Loans from the OTIB are typically secured by a pledge of the applicants highway user tax revenues, as well as any funds/accounts related to those revenues. Additional collateral such as facilities, equipment or vehicles may also be required to secure the loan.
Prepayments of OTIB loans are not allowed except under the conditions outlined in the loan documents. A penalty of up to two percent of the outstanding loan amount may be assessed for prepayments.
After all contingencies have been met, OTIB staff will prepare a complete set of closing documents and forward them to the applicant. The primary loan document is the loan agreement. This document and its exhibits establish the conditions under which the state is willing to make the loan, and the remedies in the event of a default. Other loan documents may include a tax certificate and Internal Revenue Service Form 8038-G. These tax documents may be required in the event that the OTIB loan is funded using bond proceeds or is used as security for future OTIB bond issues.
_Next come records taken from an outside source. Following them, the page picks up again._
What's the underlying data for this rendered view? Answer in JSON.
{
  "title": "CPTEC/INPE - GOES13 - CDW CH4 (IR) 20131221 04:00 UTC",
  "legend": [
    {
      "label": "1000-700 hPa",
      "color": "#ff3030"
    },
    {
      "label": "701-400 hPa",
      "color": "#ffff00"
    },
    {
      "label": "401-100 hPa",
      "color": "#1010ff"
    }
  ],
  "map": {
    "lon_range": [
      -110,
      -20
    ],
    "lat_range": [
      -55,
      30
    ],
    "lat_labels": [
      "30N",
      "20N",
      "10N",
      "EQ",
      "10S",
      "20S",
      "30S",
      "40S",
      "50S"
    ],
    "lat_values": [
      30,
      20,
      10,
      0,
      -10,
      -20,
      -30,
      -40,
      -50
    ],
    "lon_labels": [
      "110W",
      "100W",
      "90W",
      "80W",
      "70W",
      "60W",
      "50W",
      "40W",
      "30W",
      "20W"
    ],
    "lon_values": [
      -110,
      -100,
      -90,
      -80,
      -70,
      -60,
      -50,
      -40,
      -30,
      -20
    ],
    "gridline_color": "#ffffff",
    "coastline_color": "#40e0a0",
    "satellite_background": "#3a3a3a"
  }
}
The applicant will need to provide additional documents at closing including a resolution authorizing the borrowing and an opinion of counsel as to the legality of the transaction. The resolution must be adopted by the governing body of the borrower. A 14-day public notice period, in addition to compliance with any other public notice requirements of the applicant, is required.
Projects using federal funds must conform to all relevant federal and state requirements. Many projects are funded solely through state sources; however, some projects may require federal funds to be loaned to a borrower in limited circumstances. Some of the applicable state and federal laws, rules and regulations include:
- National Environmental Policy Act
- Uniform Relocation Assistance and Real Property Acquisition Policy Act of 1970
- Civil Rights Act of 1964, including the Disadvantaged Business Enterprise program
- Davis-Bacon Act and state prevailing wage laws
- Common Rule with respect to procurement (Title 49 Code of Federal Regulations)
- Brooks Act (Public Law 92-582)
- Competitive bidding requirements as contained in state and federal law
- Buy America
- Manual of Uniform Traffic Control Devices
- Americans with Disabilities Act
- Oregon Administrative Rules (OAR), Chapter 731, Division 30
- Sections 103 and 141 of the Internal Revenue Code
Generally, preparation of bid documents and awarding of contracts will be performed by ODOT for any federally-funded highway project. Please allow sufficient time in your project construction schedule for these activities. Applicants are responsible for ensuring that all federal and state requirements are met during all phases of the project. OTIB and ODOT region staff will monitor projects for compliance with all requirements.
governs the establishment and use of the OTIB.
The Oregon Transportation Commission has adopted administrative rules governing the operation of the OTIB. These rules are contained in OAR Chapter 731, Division 30. A copy of the rules can be obtained from OTIB staff or from the Secretary of State’s website.
OTIB Annual Reports
For More Information
For additional information about any of ODOT's bonding programs, please contact:
Oregon Department of Transportation
355 Capitol Street NE
Salem, Oregon 97301